As we have pointed out, Hassell did not allege any cause of action seeking to hold Yelp liable for Bird’s tort. The removal order simply sought to control the perpetuation of judicially declared defamatory statements. For this reason, Yelp seriously understates the significance of the fact that Hassell obtained a judgment which establishes that three reviews Bird posted on Yelp.com are defamatory as a matter of law, and which includes an injunction enjoining Bird from repeating those three reviews on Yelp.com. Indeed, that injunction is a key distinction between this case and the CDA cases that Yelp has cited, all of which involved allegations of defamatory conduct by a third party, and not a judicial determination that defamatory statements had, in fact, been made by such third party on the Internet service provider’s Web site.But under that standard, the court has just offered up a huge hole to avoid Section 230: just don't name the service provider, and then you can force the service provider to take down the content. If that stands, very bad things will happen as a result. As Goldman points out in response to this, the court is simply wrong:
So the court is flat-out wrong. While I believe it’s correct that none of the cases were posed as contempt proceedings, the actions in both Blockowicz and Giordano also came after lower court findings of defamation. And in any case, WTF? Is the court saying that Section 230 preempts a direct lawsuit against a UGC site seeking injunctive relief, but it’s totally OK to reach the same result by not naming the UGC site in the lawsuit and then enforcing an injunction via contempt proceedings?Goldman goes on to note how this ruling will create all kinds of mischief opportunities:

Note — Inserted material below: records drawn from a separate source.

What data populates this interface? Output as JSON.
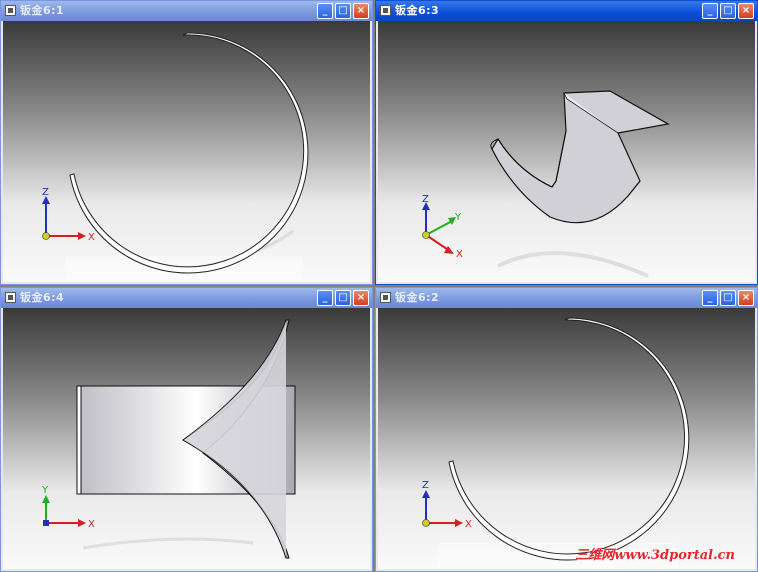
{
  "windows": {
    "w1": {
      "title": "钣金6:1"
    },
    "w3": {
      "title": "钣金6:3"
    },
    "w4": {
      "title": "钣金6:4"
    },
    "w2": {
      "title": "钣金6:2"
    }
  },
  "buttons": {
    "minimize": "_",
    "maximize": "□",
    "close": "×"
  },
  "axes": {
    "x": "X",
    "y": "Y",
    "z": "Z"
  },
  "watermark": "三维网www.3dportal.cn",
  "colors": {
    "active_title": "#0a4fd6",
    "inactive_title": "#7a96df",
    "axis_x": "#d42020",
    "axis_y": "#20b020",
    "axis_z": "#2030c0"
  }
}
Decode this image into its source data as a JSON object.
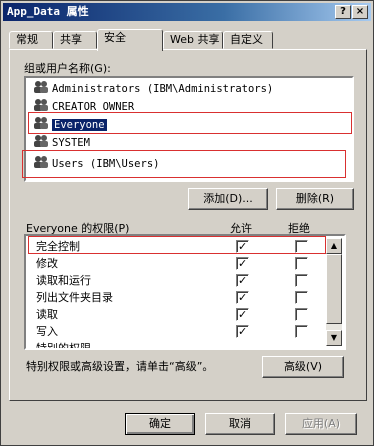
{
  "window": {
    "title": "App_Data 属性",
    "help_label": "?",
    "close_label": "×"
  },
  "tabs": [
    {
      "label": "常规"
    },
    {
      "label": "共享"
    },
    {
      "label": "安全"
    },
    {
      "label": "Web 共享"
    },
    {
      "label": "自定义"
    }
  ],
  "users_section": {
    "label": "组或用户名称(G):",
    "items": [
      {
        "name": "Administrators (IBM\\Administrators)",
        "selected": false
      },
      {
        "name": "CREATOR OWNER",
        "selected": false
      },
      {
        "name": "Everyone",
        "selected": true
      },
      {
        "name": "SYSTEM",
        "selected": false
      },
      {
        "name": "Users (IBM\\Users)",
        "selected": false
      }
    ],
    "add_label": "添加(D)...",
    "remove_label": "删除(R)"
  },
  "permissions": {
    "label": "Everyone 的权限(P)",
    "allow_header": "允许",
    "deny_header": "拒绝",
    "rows": [
      {
        "name": "完全控制",
        "allow": true,
        "deny": false
      },
      {
        "name": "修改",
        "allow": true,
        "deny": false
      },
      {
        "name": "读取和运行",
        "allow": true,
        "deny": false
      },
      {
        "name": "列出文件夹目录",
        "allow": true,
        "deny": false
      },
      {
        "name": "读取",
        "allow": true,
        "deny": false
      },
      {
        "name": "写入",
        "allow": true,
        "deny": false
      },
      {
        "name": "特别的权限",
        "allow": false,
        "deny": false
      }
    ]
  },
  "advanced": {
    "note": "特别权限或高级设置，请单击“高级”。",
    "button_label": "高级(V)"
  },
  "footer": {
    "ok_label": "确定",
    "cancel_label": "取消",
    "apply_label": "应用(A)"
  },
  "colors": {
    "highlight": "#0a246a",
    "annotation": "#d93030"
  }
}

Step 1: sue the content poster for defamation in California state court. Do not sue the UGC site because (a) they are immune under Section 230, or (b) they might decide to fight substantively.Goldman also warns that this ruling may not be easy to overturn. Yelp can (and should) appeal to the state Supreme Court, but there's no guarantee it will take the case. There are legislative solutions, but those are unlikely as well. But for the time being, this ruling is a ticking time bomb. It can and will be abused. We see so many attempts to censor content by abusing copyright law, and now California has given people a playbook for how to abuse defamation law to do the same thing.
Step 2: take advantage of loose service of process rules and or otherwise hope the poster doesn’t appear in the case. For example, non-California residents aren’t likely to fight in a California court even if they get notice.
Step 3: get a default judgment finding defamation. If the user does make an appearance, a stipulated judgment with the user could reach the same result.
Step 4: seek an injunction requiring removal by the UGC site. Once the judge accepts the service of process and concludes the defendant didn’t show, the judge will probably do just about whatever the plaintiff asks. With the default judgment, the plaintiff can then use the coercive effect of contempt to force the UGC site to remove the content so long as the UGC site is under California’s jurisdictional reach–which most UGC sites are.
Voila! A right to be forgotten in the US, despite the First Amendment and Section 230.
As an added bonus, in the same lawsuit, the plaintiff can target multiple items of unwanted content by claiming it’s also written by the defendant or someone working in concert with the defendant. For example, I don’t believe it was ever confirmed that Birdzeye and JD are the same person, but consistent with the less-stringent approach deployed by judges when faced with default proceedings, the court treats both reviews as if the author(s) of the opinions was in court. If, in fact, JD is a different person, then Hassell successfully scrubbed JD’s content without ever suing the actual author or serving proper notice on the author. As you can see, there’s a great collateral damage potential here.